It's easy to understand UP , meaning toward the sky or at the top of the list, but when we awaken in the morning, why do we wake UP ?
At a meeting, why does a topic come UP? Why do we speakUP, and why are the officersUP for erection and why is itUP to the secretary to writeUP a report? We call UPour friends, brighten UP a room, polish UP the silver, warm UP the leftovers and clean UP the kitchen. We lock UP the house and fixUP the old car.
At other times, this little word has real special meaning. People stir UP trouble, line UP for tickets, work UP an appetite, and think UP excuses.
To be dressed is one thing but to be dressed UPis special.
And this UP is confusing: A drain must be opened UP because it is stopped UP.
We open UP a store in the morning but we close it UPat night. We seem to be pretty mixed UP about UP !
To be knowledgeable about the proper uses of UP, look UPthe word UP in the dictionary.
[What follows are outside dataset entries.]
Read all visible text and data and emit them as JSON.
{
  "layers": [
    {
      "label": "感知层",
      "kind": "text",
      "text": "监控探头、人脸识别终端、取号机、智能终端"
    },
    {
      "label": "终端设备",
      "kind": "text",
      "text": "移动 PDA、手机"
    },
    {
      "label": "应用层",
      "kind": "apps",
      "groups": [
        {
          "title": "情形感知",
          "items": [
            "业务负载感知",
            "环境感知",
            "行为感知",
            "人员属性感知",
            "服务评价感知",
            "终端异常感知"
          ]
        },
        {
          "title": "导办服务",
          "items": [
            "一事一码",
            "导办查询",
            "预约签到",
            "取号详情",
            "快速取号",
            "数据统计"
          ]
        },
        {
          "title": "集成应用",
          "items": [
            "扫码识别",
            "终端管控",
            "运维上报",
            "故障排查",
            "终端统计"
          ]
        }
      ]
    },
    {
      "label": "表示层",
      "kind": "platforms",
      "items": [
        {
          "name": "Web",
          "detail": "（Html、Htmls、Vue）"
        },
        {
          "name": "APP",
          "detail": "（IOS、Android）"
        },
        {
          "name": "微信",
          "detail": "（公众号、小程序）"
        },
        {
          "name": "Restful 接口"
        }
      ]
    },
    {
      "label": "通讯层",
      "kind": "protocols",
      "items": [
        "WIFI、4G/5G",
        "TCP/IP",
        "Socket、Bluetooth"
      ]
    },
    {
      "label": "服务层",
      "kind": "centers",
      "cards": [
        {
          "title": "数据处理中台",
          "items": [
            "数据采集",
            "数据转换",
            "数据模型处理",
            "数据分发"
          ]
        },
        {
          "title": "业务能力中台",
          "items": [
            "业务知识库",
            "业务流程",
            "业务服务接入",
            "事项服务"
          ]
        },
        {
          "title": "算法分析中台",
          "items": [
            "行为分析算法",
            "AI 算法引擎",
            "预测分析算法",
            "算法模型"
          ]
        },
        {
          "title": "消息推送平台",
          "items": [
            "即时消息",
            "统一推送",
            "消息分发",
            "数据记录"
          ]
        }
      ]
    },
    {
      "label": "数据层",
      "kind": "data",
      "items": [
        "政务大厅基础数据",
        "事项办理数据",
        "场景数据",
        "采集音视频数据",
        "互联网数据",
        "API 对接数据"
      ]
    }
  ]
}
In a desk-sized dictionary, it takes UP almost 1/4 of the page and can addUP to about thirty definitions.
If you are UP to it, you might try building UP a list of the many ways UP is used. It will take UP a lot of your time, but if you don't giveUP, you may wind UPwith a hundred or more.
When it threatens to rain, we say it is clouding UP. When the sun comes out, we say it is clearing UP. When it rains, it soaks UP the earth. When it does not rain for awhile, things dry UP. One could go on and on, but I'll wrap it UP, for now . . . my time is UP !
Oh . . . one more thing: What is the first thing you do in the morning and the last thing you do at night?
U P !
Did that one crack you UP ?
Don't screw UP. Make UPyour mind ... it's UP to you.
Now I'll shut UP !
(contributed by Uki)